How to complete this task | Once the pictures are set aside, print the records that follow exactly as written.
+++ Data shown +++
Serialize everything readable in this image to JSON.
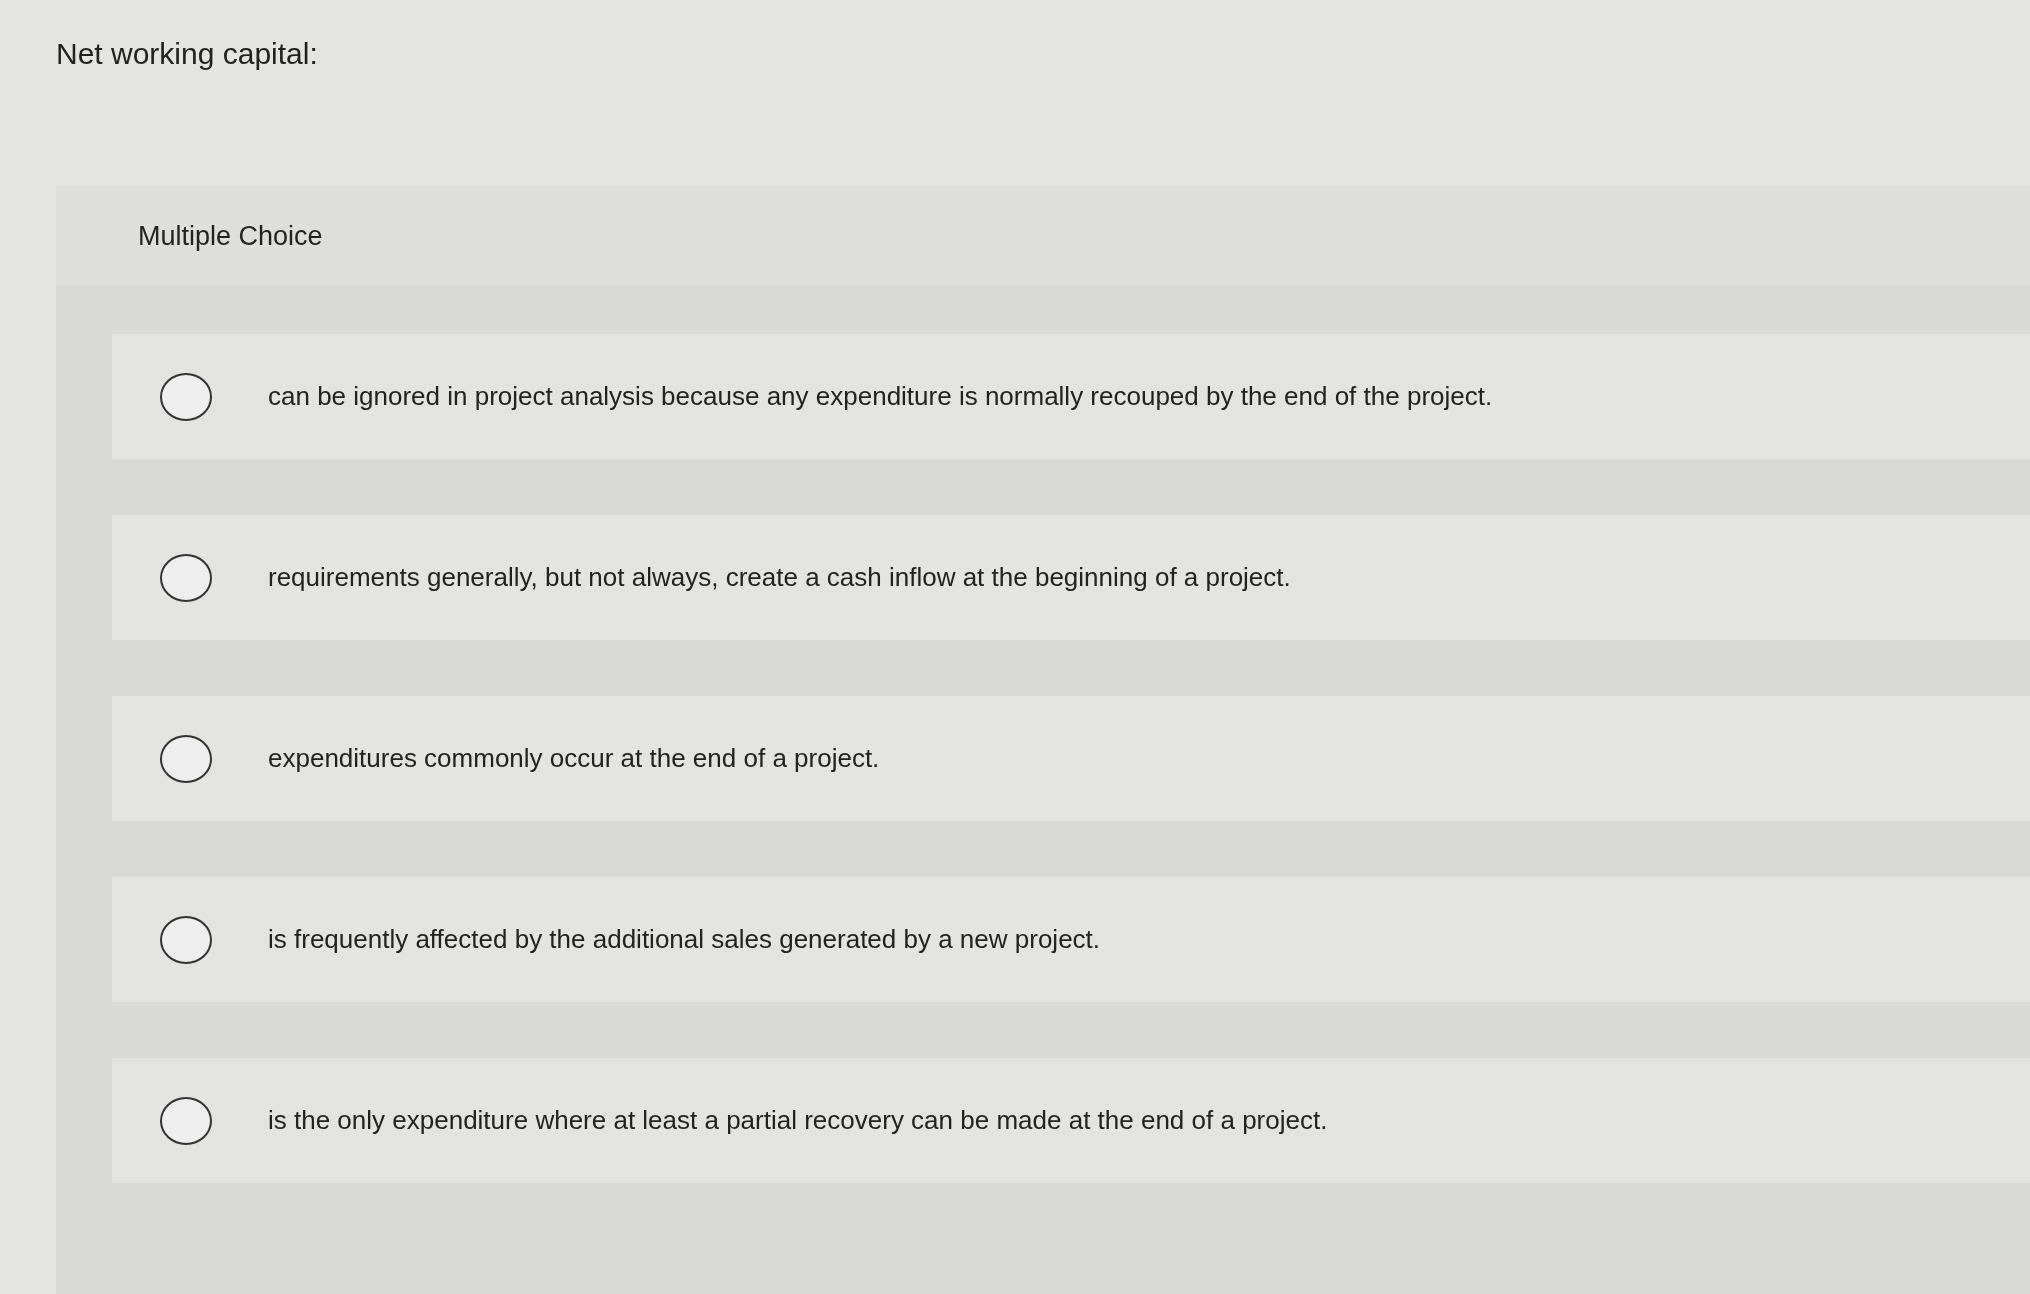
{
  "question": {
    "title": "Net working capital:"
  },
  "panel": {
    "heading": "Multiple Choice"
  },
  "options": [
    {
      "text": "can be ignored in project analysis because any expenditure is normally recouped by the end of the project.",
      "selected": false
    },
    {
      "text": "requirements generally, but not always, create a cash inflow at the beginning of a project.",
      "selected": false
    },
    {
      "text": "expenditures commonly occur at the end of a project.",
      "selected": false
    },
    {
      "text": "is frequently affected by the additional sales generated by a new project.",
      "selected": false
    },
    {
      "text": "is the only expenditure where at least a partial recovery can be made at the end of a project.",
      "selected": false
    }
  ]
}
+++
Worked solution |
Serialize everything readable in this image to JSON.
{
  "question": {
    "title": "Net working capital:"
  },
  "panel": {
    "heading": "Multiple Choice"
  },
  "options": [
    {
      "text": "can be ignored in project analysis because any expenditure is normally recouped by the end of the project.",
      "selected": false
    },
    {
      "text": "requirements generally, but not always, create a cash inflow at the beginning of a project.",
      "selected": false
    },
    {
      "text": "expenditures commonly occur at the end of a project.",
      "selected": false
    },
    {
      "text": "is frequently affected by the additional sales generated by a new project.",
      "selected": false
    },
    {
      "text": "is the only expenditure where at least a partial recovery can be made at the end of a project.",
      "selected": false
    }
  ]
}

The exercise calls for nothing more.